  • What factors are really impacting the loss of Apalachicola's world-famous oysters? A new research project called the Apalachicola Bay System Initiative is out to get the answers and use those results to guide future policy regarding the bay's iconic seafood. To talk about it are: Georgia Ackerman, executive director Apalachicola Riverkeeper; Sandra Brooke, FSU Coastal and Marine Lab faculty member; Jim Estes, Florida Fish and Wildlife Conservation Commission fisheries researcher; Anita Grove, Apalachicola City Commissioner; Shannon Hartsfield, 4th generation Franklin County seafood worker; and Ricky Jones, chair, Franklin County Commission.
  • Like many American towns and cities, Apalachicola, Florida was originally laid out in a grid pattern with several town squares. To a large degree, that design has fallen prey to ravages of time. But now there's a community effort to bring back that concept. We speak with: Diane Brewer, pro bono project manager of Restore Apalachicola's Historic Squares; Camilo Romero, senior at FAMU/FSU College of Engineering and part of the project's design team; Marie Marshall, retired educator, former president of the Historic Apalachicola Foundation and wife of the late Willoughby Marshall who initially envisioned and advocated for the restoration of the squares; John Travis Marshall, associate professor of law at Georgia State University, expert on urban revitalization and son of Marie and Willoughby Marshall; and Robert Volpe, land use attorney and legal adviser to the Foundation.

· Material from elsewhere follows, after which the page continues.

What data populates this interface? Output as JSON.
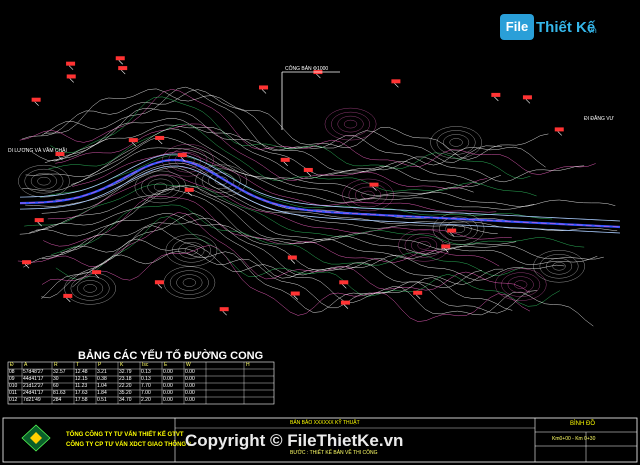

  • Dave Bruns has spent a lifetime writing, reporting, researching, editing and striving for accuracy; first as a print journalist, then as a communications executive for state government and finally for AARP Florida. Along the way, he's accumulated a vast store of insights and opinions. Now, as he embarks on a new phase of life, he shares his thoughts on journalism, politics, advocacy and life in general.